The OES-OWF is approached by Genetic Algorithm (GA). This platform is based on a knowledge database, and composed of several functional modules such as cost calculation, reliability evaluation, losses calculation, AC-DC integrated load flow algorithm etc. All these modules are based on a spreadsheet database which provides an interface for users to input corresponding parameters. The objective of the optimization is to minimize the mixture of Levelized Production Cost (LPC) and the reliability index of this work. LPC is the discounted life-cycle average cost per unit of electricity produced. It considers the capital costs, the maintenance costs, the power losses and power generation.

This work proposes a serial AC-DC integrated load flow algorithm for variable speed offshore wind farms (VSOWF). The model of DC/DC converters is proposed and integrated into the basic DC load flow algorithm by modifying the Jacobian matrix. Two iterative methods are proposed to respectively take into account the control strategy and power losses of PWM converters.

A reliability index, Loss of Generation Ratio Probability (LOGRP), is proposed to evaluate the electrical system of OWF. The LOGRP doesn't depend on the load demand and has weaker correlation with wind speed. Based on the particular characteristics of OWF, the algorithm to compute LOGRP is proposed in this report.

There are lots of different GA techniques which are used to improve the performance of the algorithm. In this work, the GA is implemented in OES-OWF and several different GA techniques are investigated.

Then, this optimization platform was applied to two real offshore wind farms. One is a small OWF and another one is relative large. Both applications showed satisfactory results. This platform provides a useful tool both for the future wind farm design and the design evaluation of existing wind farms.

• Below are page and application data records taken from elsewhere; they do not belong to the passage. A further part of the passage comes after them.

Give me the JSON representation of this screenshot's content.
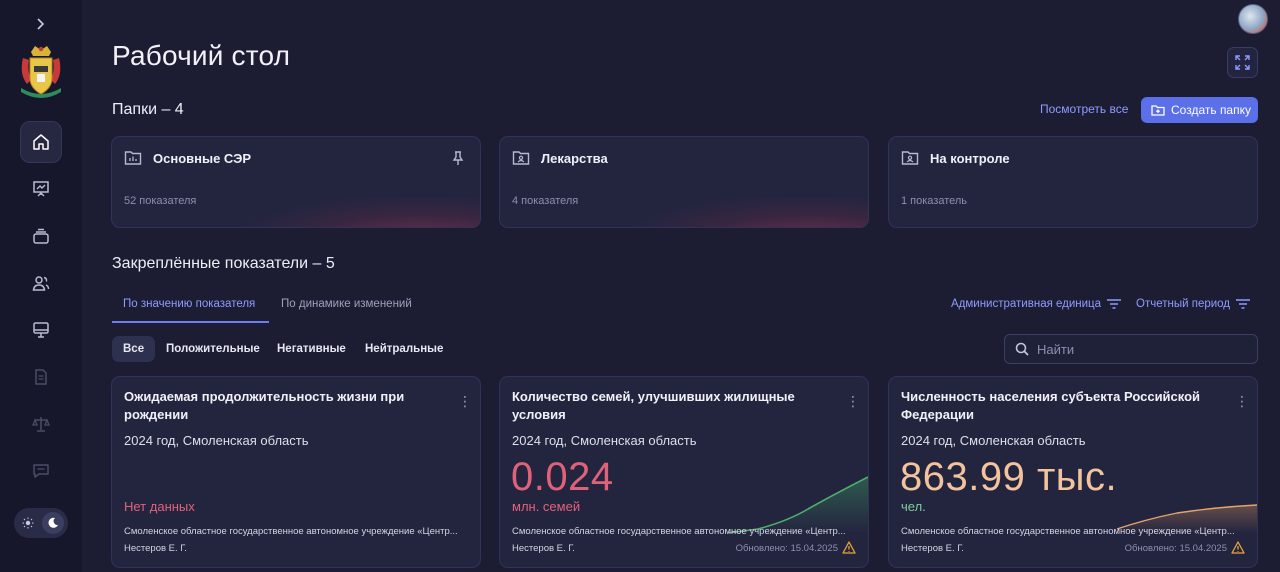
{
  "colors": {
    "accent": "#5b6fe9",
    "link": "#8e9cff",
    "negative": "#e0627a",
    "value_pink": "#e0627a",
    "value_orange": "#f2c39c",
    "unit_green": "#7fce9a",
    "positive_trend": "#4caf6e"
  },
  "sidebar": {
    "items": [
      {
        "icon": "home-icon",
        "active": true
      },
      {
        "icon": "presentation-chart-icon",
        "active": false
      },
      {
        "icon": "stack-icon",
        "active": false
      },
      {
        "icon": "users-icon",
        "active": false
      },
      {
        "icon": "monitor-icon",
        "active": false
      },
      {
        "icon": "document-icon",
        "active": false
      },
      {
        "icon": "scales-icon",
        "active": false
      },
      {
        "icon": "chat-icon",
        "active": false
      }
    ]
  },
  "header": {
    "title": "Рабочий стол"
  },
  "folders": {
    "title": "Папки – 4",
    "view_all": "Посмотреть все",
    "create_label": "Создать папку",
    "items": [
      {
        "name": "Основные СЭР",
        "count": "52 показателя",
        "pinned": true
      },
      {
        "name": "Лекарства",
        "count": "4 показателя",
        "pinned": false
      },
      {
        "name": "На контроле",
        "count": "1 показатель",
        "pinned": false
      }
    ]
  },
  "pinned": {
    "title": "Закреплённые показатели – 5",
    "tabs": [
      "По значению показателя",
      "По динамике изменений"
    ],
    "filters": [
      "Административная единица",
      "Отчетный период"
    ],
    "chips": [
      "Все",
      "Положительные",
      "Негативные",
      "Нейтральные"
    ],
    "search_placeholder": "Найти",
    "cards": [
      {
        "title": "Ожидаемая продолжительность жизни при рождении",
        "subtitle": "2024 год, Смоленская область",
        "value": "",
        "unit": "",
        "nodata": "Нет данных",
        "org": "Смоленское областное государственное автономное учреждение «Центр...",
        "author": "Нестеров Е. Г.",
        "updated": ""
      },
      {
        "title": "Количество семей, улучшивших жилищные условия",
        "subtitle": "2024 год, Смоленская область",
        "value": "0.024",
        "unit": "млн. семей",
        "nodata": "",
        "org": "Смоленское областное государственное автономное учреждение «Центр...",
        "author": "Нестеров Е. Г.",
        "updated": "Обновлено: 15.04.2025"
      },
      {
        "title": "Численность населения субъекта Российской Федерации",
        "subtitle": "2024 год, Смоленская область",
        "value": "863.99 тыс.",
        "unit": "чел.",
        "nodata": "",
        "org": "Смоленское областное государственное автономное учреждение «Центр...",
        "author": "Нестеров Е. Г.",
        "updated": "Обновлено: 15.04.2025"
      }
    ]
  }
}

Original languageEnglish
Place of PublicationAalborg
PublisherInstitut for Energiteknik, Aalborg Universitet
ISBN (Print)87-89179-67-6
StatePublished - 2006
Publication categoryResearch
ID: 17909237